Officials with the Tennessee Department of Environment and Conservation and state Department of Transportation reviewed the current plan for the park’s development Monday night at a public input meeting.
About 100 people in attendance at the meeting were the first to get a look at the latest version of what are still preliminary designs for the park’s first infrastructure, including a paved road from the entrance on Rocky Fork Fork Road to the top of the mountain.
Brock Hill, TDEC’s deputy commissioner of for parks and conservation, said because people enjoy driving their cars through their mountain parks, the department feels the road will be a key asset to the new park. “I cannot imagine what the Great Smoky Mountains National Park would be without its road,” he said.
David Benton, director of facilities management for Tennessee State Parks, emphasized that the road to the top of the top of the mountain is “proposed” and the state is continuing to look at other options.
According to Benton, the preliminary plans also include a 3,000-square-foot visitors center, two picnic pavilions, two primitive campsites and one RV campsite — all located fairly close to the entrance to limit the impact the structures and the guests who visit them will have on the park’s natural features.
A third primitive campsite for tent and popup campers only is also planned for location at the end of the paved road near the top of the mountain, he said.
Asked about the state’s timeline for construction, Benton said completion of the designs is still “about six months out” and another three months is anticipated to get the the construction work contracted.
Dexter Justis, a project specialits for TDOT, said the department typically puts its projects our for bid in spring, which could potentially allow construction of the park’s access road to begin this summer.

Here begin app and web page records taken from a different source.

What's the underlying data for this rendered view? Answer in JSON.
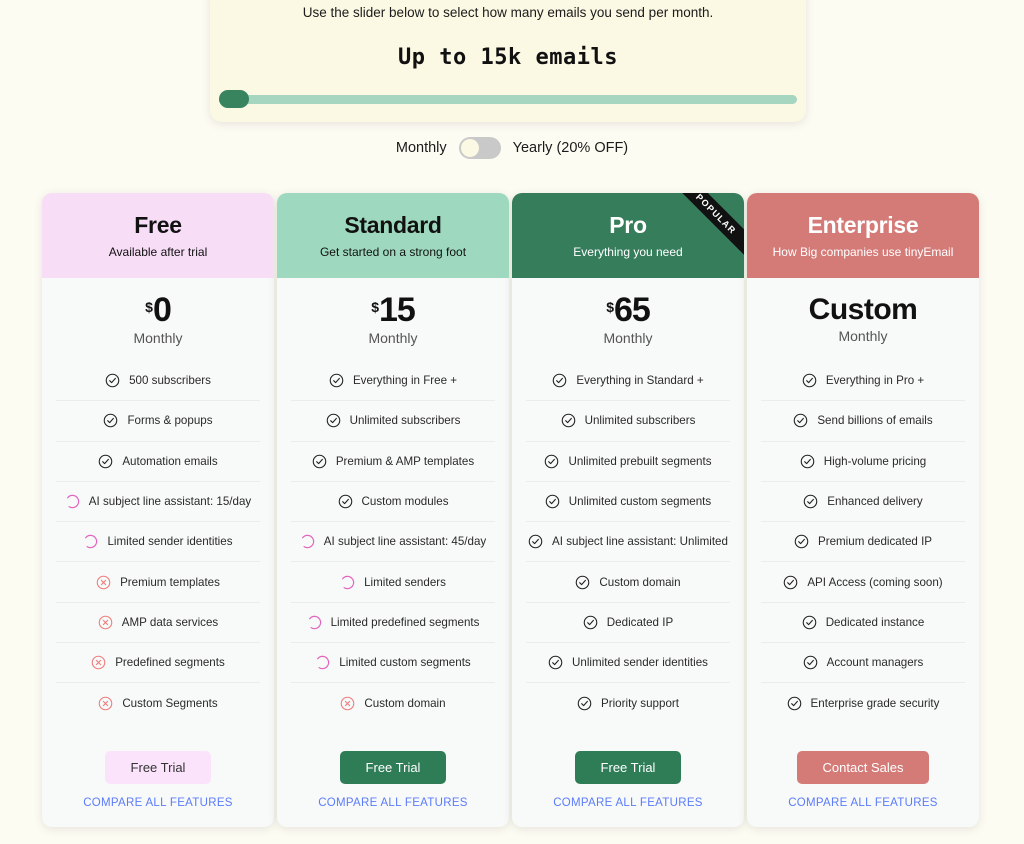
{
  "slider": {
    "caption": "Use the slider below to select how many emails you send per month.",
    "value_label": "Up to 15k emails",
    "fill_percent": 0,
    "track_color": "#a6d6bf",
    "handle_color": "#38845f",
    "panel_color": "#fbf8e3"
  },
  "billing": {
    "monthly_label": "Monthly",
    "yearly_label": "Yearly (20% OFF)",
    "selected": "Monthly"
  },
  "compare_link_label": "COMPARE ALL FEATURES",
  "plans": [
    {
      "name": "Free",
      "tagline": "Available after trial",
      "header_bg": "#f8ddf7",
      "header_fg": "#111111",
      "currency": "$",
      "amount": "0",
      "period": "Monthly",
      "ribbon": null,
      "cta_label": "Free Trial",
      "cta_bg": "#fbe4fb",
      "cta_fg": "#333333",
      "features": [
        {
          "icon": "check-icon",
          "label": "500 subscribers"
        },
        {
          "icon": "check-icon",
          "label": "Forms & popups"
        },
        {
          "icon": "check-icon",
          "label": "Automation emails"
        },
        {
          "icon": "partial-icon",
          "label": "AI subject line assistant: 15/day"
        },
        {
          "icon": "partial-icon",
          "label": "Limited sender identities"
        },
        {
          "icon": "cross-icon",
          "label": "Premium templates"
        },
        {
          "icon": "cross-icon",
          "label": "AMP data services"
        },
        {
          "icon": "cross-icon",
          "label": "Predefined segments"
        },
        {
          "icon": "cross-icon",
          "label": "Custom Segments"
        }
      ]
    },
    {
      "name": "Standard",
      "tagline": "Get started on a strong foot",
      "header_bg": "#9ed9bf",
      "header_fg": "#111111",
      "currency": "$",
      "amount": "15",
      "period": "Monthly",
      "ribbon": null,
      "cta_label": "Free Trial",
      "cta_bg": "#2f7d57",
      "cta_fg": "#ffffff",
      "features": [
        {
          "icon": "check-icon",
          "label": "Everything in Free +"
        },
        {
          "icon": "check-icon",
          "label": "Unlimited subscribers"
        },
        {
          "icon": "check-icon",
          "label": "Premium & AMP templates"
        },
        {
          "icon": "check-icon",
          "label": "Custom modules"
        },
        {
          "icon": "partial-icon",
          "label": "AI subject line assistant: 45/day"
        },
        {
          "icon": "partial-icon",
          "label": "Limited senders"
        },
        {
          "icon": "partial-icon",
          "label": "Limited predefined segments"
        },
        {
          "icon": "partial-icon",
          "label": "Limited custom segments"
        },
        {
          "icon": "cross-icon",
          "label": "Custom domain"
        }
      ]
    },
    {
      "name": "Pro",
      "tagline": "Everything you need",
      "header_bg": "#357d5b",
      "header_fg": "#ffffff",
      "currency": "$",
      "amount": "65",
      "period": "Monthly",
      "ribbon": "POPULAR",
      "cta_label": "Free Trial",
      "cta_bg": "#2f7d57",
      "cta_fg": "#ffffff",
      "features": [
        {
          "icon": "check-icon",
          "label": "Everything in Standard +"
        },
        {
          "icon": "check-icon",
          "label": "Unlimited subscribers"
        },
        {
          "icon": "check-icon",
          "label": "Unlimited prebuilt segments"
        },
        {
          "icon": "check-icon",
          "label": "Unlimited custom segments"
        },
        {
          "icon": "check-icon",
          "label": "AI subject line assistant: Unlimited"
        },
        {
          "icon": "check-icon",
          "label": "Custom domain"
        },
        {
          "icon": "check-icon",
          "label": "Dedicated IP"
        },
        {
          "icon": "check-icon",
          "label": "Unlimited sender identities"
        },
        {
          "icon": "check-icon",
          "label": "Priority support"
        }
      ]
    },
    {
      "name": "Enterprise",
      "tagline": "How Big companies use tinyEmail",
      "header_bg": "#d47b78",
      "header_fg": "#ffffff",
      "currency": "",
      "amount": "Custom",
      "period": "Monthly",
      "ribbon": null,
      "cta_label": "Contact Sales",
      "cta_bg": "#d47b78",
      "cta_fg": "#ffffff",
      "features": [
        {
          "icon": "check-icon",
          "label": "Everything in Pro +"
        },
        {
          "icon": "check-icon",
          "label": "Send billions of emails"
        },
        {
          "icon": "check-icon",
          "label": "High-volume pricing"
        },
        {
          "icon": "check-icon",
          "label": "Enhanced delivery"
        },
        {
          "icon": "check-icon",
          "label": "Premium dedicated IP"
        },
        {
          "icon": "check-icon",
          "label": "API Access (coming soon)"
        },
        {
          "icon": "check-icon",
          "label": "Dedicated instance"
        },
        {
          "icon": "check-icon",
          "label": "Account managers"
        },
        {
          "icon": "check-icon",
          "label": "Enterprise grade security"
        }
      ]
    }
  ]
}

Hill said after several years of consultations between multiple government agencies and many scouting missions “to get a feel for what is there before the first shovel hits the ground” at Rocky Fork, the state is optimistic about the impact the park will have on the surrounding community.
“We anticipate we will be able to fulfill the vision of many that if this becomes a state park, the community will be able grow,” he said.
“This is still a great opportunity, we believe, to build tourism. It’s a clean industry, that provides assistance and state and local impact on a community. Industries come and go, but this will always be there.”
A public comment period on the park management plan will continue through Dec. 12. Those who wish may submit comments and suggestions online at stateoftennessee.formstack.com/forms/tspbusiness_plans_comment.
Email Sue Guinn Legg at [email protected] Follow her on Twitter @sueleggjcpress. Like her on Facebook at facebook.com/sueleggjcpress.
Corrections: This story has been revised to correct the spelling of David Benton’s name and the route of the access road to the top of the mountain. A story published on Nov. 13 incorrectly stated the road would end at White House Bluffs.